Here’s to Oregon

November 24, 2013 (Updated December 4, 2013)

With the holidays upon us, it’s time to start thinking about what kind of cheer will be filling your glasses this season. With more than 550 wineries, craft breweries and artisan distilleries to choose from in Oregon, the question is: where do you start? One of the best ways is to head out and meet with the makers of all these fine libations.


The Oregon Craft Beverage Council has made it easy with their Here’s to Oregon Holiday Passport promotion.
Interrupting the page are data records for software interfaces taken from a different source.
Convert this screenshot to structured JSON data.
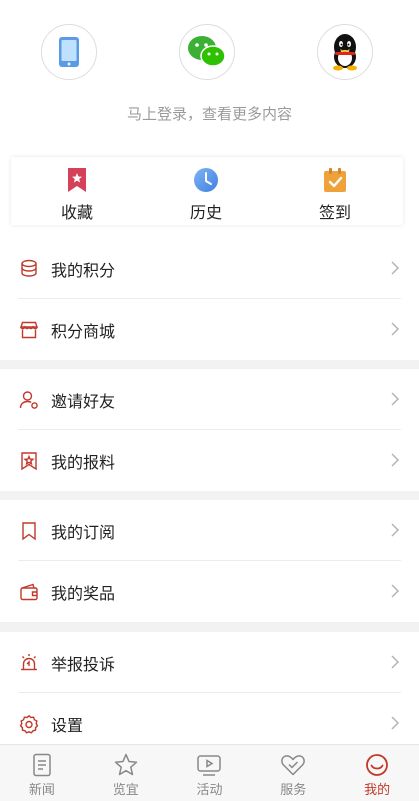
{
  "login": {
    "hint": "马上登录，查看更多内容",
    "options": [
      "phone-icon",
      "wechat-icon",
      "qq-icon"
    ]
  },
  "quick_actions": [
    {
      "label": "收藏",
      "icon": "favorite-bookmark-icon"
    },
    {
      "label": "历史",
      "icon": "history-clock-icon"
    },
    {
      "label": "签到",
      "icon": "sign-in-calendar-icon"
    }
  ],
  "menu_groups": [
    [
      {
        "label": "我的积分",
        "icon": "coins-icon"
      },
      {
        "label": "积分商城",
        "icon": "store-icon"
      }
    ],
    [
      {
        "label": "邀请好友",
        "icon": "invite-user-icon"
      },
      {
        "label": "我的报料",
        "icon": "report-tip-icon"
      }
    ],
    [
      {
        "label": "我的订阅",
        "icon": "subscription-bookmark-icon"
      },
      {
        "label": "我的奖品",
        "icon": "wallet-prize-icon"
      }
    ],
    [
      {
        "label": "举报投诉",
        "icon": "alarm-report-icon"
      },
      {
        "label": "设置",
        "icon": "settings-gear-icon"
      }
    ]
  ],
  "bottom_nav": [
    {
      "label": "新闻",
      "icon": "news-icon",
      "active": false
    },
    {
      "label": "览宜",
      "icon": "star-icon",
      "active": false
    },
    {
      "label": "活动",
      "icon": "tv-play-icon",
      "active": false
    },
    {
      "label": "服务",
      "icon": "heart-check-icon",
      "active": false
    },
    {
      "label": "我的",
      "icon": "profile-smile-icon",
      "active": true
    }
  ],
  "colors": {
    "accent": "#c0392b",
    "icon_red": "#c0392b",
    "wechat": "#2dc100",
    "phone": "#4a90e2"
  }
}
Through January 31st, eight of Oregon’s top wine, beer and spirits producers have created special offers in their tasting rooms, brewpubs and distilleries. We like to think of it as a tasty Oregon road trip designed for toasting.
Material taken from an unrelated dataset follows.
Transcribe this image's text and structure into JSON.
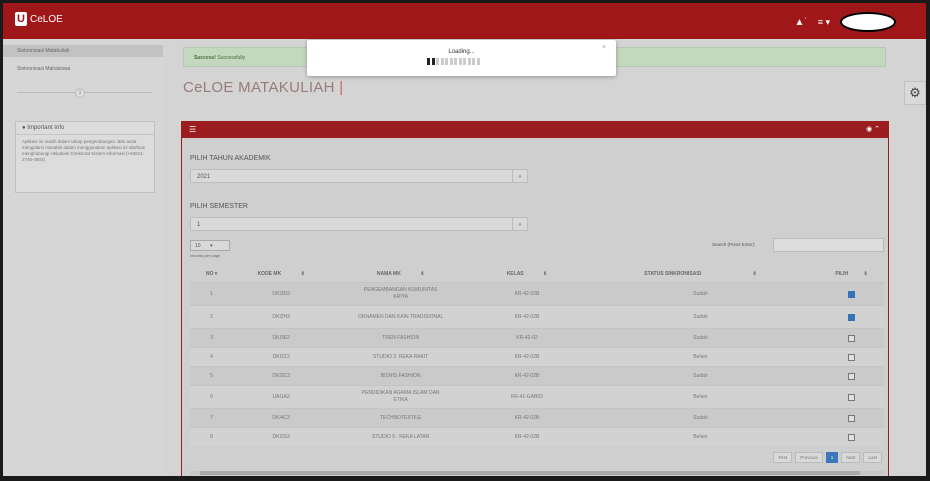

According to Ed King, President of the Oregon Craft Beverage Council and founder of King Estate Winery, “There’s a reason so much attention is being paid to our products — the quality and craftsmanship of Oregon wine, beer, and spirits simply can’t be beat.  Even more promising is what lies ahead.”  We couldn’t agree more.

With the Here’s to Oregon Holiday Passport, you can experience first hand the quality and craftsmanship of Oregon’s spirits. All you need to do is download the passport and show it at participating member locations. The passport includes festive offerings like free wine tastings and complimentary pint glasses.

While serving Oregon’s craft beverages on your holiday table is all about good taste, it also supports thousands of families who grow and make what we love to drink.

As always, be safe and smart when you’re out on the road sampling Oregon.

Holiday Passport Participants:
A to Z Wineworks (Newberg)
Bull Run Distilling Company (Portland)
Deschutes Brewery (Bend)
Deschutes Brewery Portland Pub (Portland)
Erath Winery (Dundee)
King Estate Winery (Eugene)
Ninkasi Brewing Company (Eugene)
Willamette Valley Vineyards’ Tualatin Estate (Forest Grove)

About The

Greg Robeson
Oregon Bounty Manager Greg Robeson was born for this job. A fifth-generation Oregonian who grew up in Central Oregon, food was always part of his recreation, whether hunting for wild asparagus, baking with his mom, or cooking family meals to avoid doing farm chores (yep, that’s right, Greg used to live on a pig farm). In college, full menus from the makeshift kitchen in his dorm room became somewhat of a post-midnight legend. In the mid-1980s, Greg’s work in public relations and marketing and penchant for volunteering introduced him to the pioneers of the Oregon wine industry and the leaders of Portland’s culinary evolution. At the time, the concept of fresh-from-the-farm cooking (led by another guy named Greg – Higgins) was just being planted. Working with some of Portland’s top chefs as clients and through volunteer projects, Greg watched and learned. It helped hone his passion for food with some actual cooking skills. Today, he cooks nightly for his wife Kelli and two year-old son Milo (who already has his own chef jacket and toque). Of all the pro bono work he’s done, Greg’s proudest moment was convincing Alice Waters to come to Portland for a fundraiser to build a vegetable garden at an inner northeast Portland school. In addition to the Oregon Bounty project, which consumes half of his year, Greg is president of Robeson Communications, a firm providing a full range of advertising and marketing services to clients in the Pacific Northwest. His culinary clients have included Archery Summit Winery, Carlton Farms, Domaine Serene Winery, Henry Weinhard’s, Oregon Dungeness Crab Commission, and Seafood Oregon. If he can be allowed to brag a bit, in 2006 Greg’s work on behalf of Oregon Bounty was recognized with PRSA’s highest national honor, the Silver Anvil. Then again, he’d just as soon be thinking about what to make for dinner tonight.